INFORMATION GIVEN
══════════
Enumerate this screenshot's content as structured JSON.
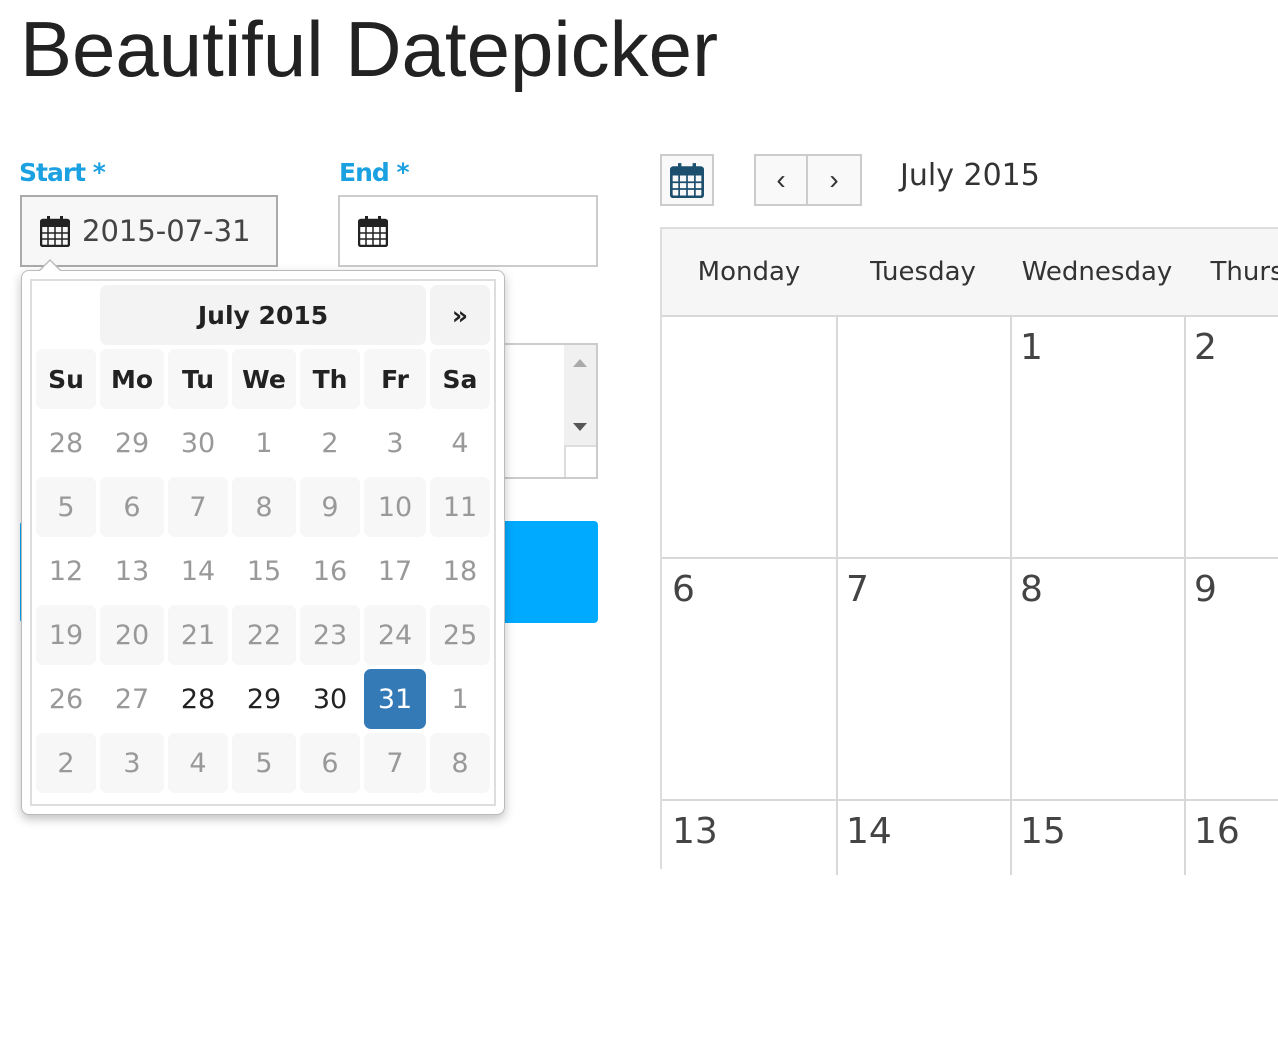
{
  "page": {
    "title": "Beautiful Datepicker"
  },
  "form": {
    "start_label": "Start *",
    "end_label": "End *",
    "start_value": "2015-07-31",
    "end_value": ""
  },
  "datepicker": {
    "month_title": "July 2015",
    "next_label": "»",
    "weekdays": [
      "Su",
      "Mo",
      "Tu",
      "We",
      "Th",
      "Fr",
      "Sa"
    ],
    "weeks": [
      [
        "28",
        "29",
        "30",
        "1",
        "2",
        "3",
        "4"
      ],
      [
        "5",
        "6",
        "7",
        "8",
        "9",
        "10",
        "11"
      ],
      [
        "12",
        "13",
        "14",
        "15",
        "16",
        "17",
        "18"
      ],
      [
        "19",
        "20",
        "21",
        "22",
        "23",
        "24",
        "25"
      ],
      [
        "26",
        "27",
        "28",
        "29",
        "30",
        "31",
        "1"
      ],
      [
        "2",
        "3",
        "4",
        "5",
        "6",
        "7",
        "8"
      ]
    ],
    "selected": "31",
    "enabled_days": [
      "28",
      "29",
      "30",
      "31"
    ]
  },
  "calendar": {
    "prev_label": "‹",
    "next_label": "›",
    "month_title": "July 2015",
    "weekdays": [
      "Monday",
      "Tuesday",
      "Wednesday",
      "Thursday"
    ],
    "weeks": [
      [
        "",
        "",
        "1",
        "2"
      ],
      [
        "6",
        "7",
        "8",
        "9"
      ],
      [
        "13",
        "14",
        "15",
        "16"
      ]
    ]
  },
  "colors": {
    "accent": "#1ba1e2",
    "selected": "#337ab7",
    "button": "#00aaff",
    "calendar_icon": "#1d4f6e"
  }
}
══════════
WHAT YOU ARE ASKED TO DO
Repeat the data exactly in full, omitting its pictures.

OUTPUT FOR THIS TASK
Enumerate this screenshot's content as structured JSON.
{
  "page": {
    "title": "Beautiful Datepicker"
  },
  "form": {
    "start_label": "Start *",
    "end_label": "End *",
    "start_value": "2015-07-31",
    "end_value": ""
  },
  "datepicker": {
    "month_title": "July 2015",
    "next_label": "»",
    "weekdays": [
      "Su",
      "Mo",
      "Tu",
      "We",
      "Th",
      "Fr",
      "Sa"
    ],
    "weeks": [
      [
        "28",
        "29",
        "30",
        "1",
        "2",
        "3",
        "4"
      ],
      [
        "5",
        "6",
        "7",
        "8",
        "9",
        "10",
        "11"
      ],
      [
        "12",
        "13",
        "14",
        "15",
        "16",
        "17",
        "18"
      ],
      [
        "19",
        "20",
        "21",
        "22",
        "23",
        "24",
        "25"
      ],
      [
        "26",
        "27",
        "28",
        "29",
        "30",
        "31",
        "1"
      ],
      [
        "2",
        "3",
        "4",
        "5",
        "6",
        "7",
        "8"
      ]
    ],
    "selected": "31",
    "enabled_days": [
      "28",
      "29",
      "30",
      "31"
    ]
  },
  "calendar": {
    "prev_label": "‹",
    "next_label": "›",
    "month_title": "July 2015",
    "weekdays": [
      "Monday",
      "Tuesday",
      "Wednesday",
      "Thursday"
    ],
    "weeks": [
      [
        "",
        "",
        "1",
        "2"
      ],
      [
        "6",
        "7",
        "8",
        "9"
      ],
      [
        "13",
        "14",
        "15",
        "16"
      ]
    ]
  },
  "colors": {
    "accent": "#1ba1e2",
    "selected": "#337ab7",
    "button": "#00aaff",
    "calendar_icon": "#1d4f6e"
  }
}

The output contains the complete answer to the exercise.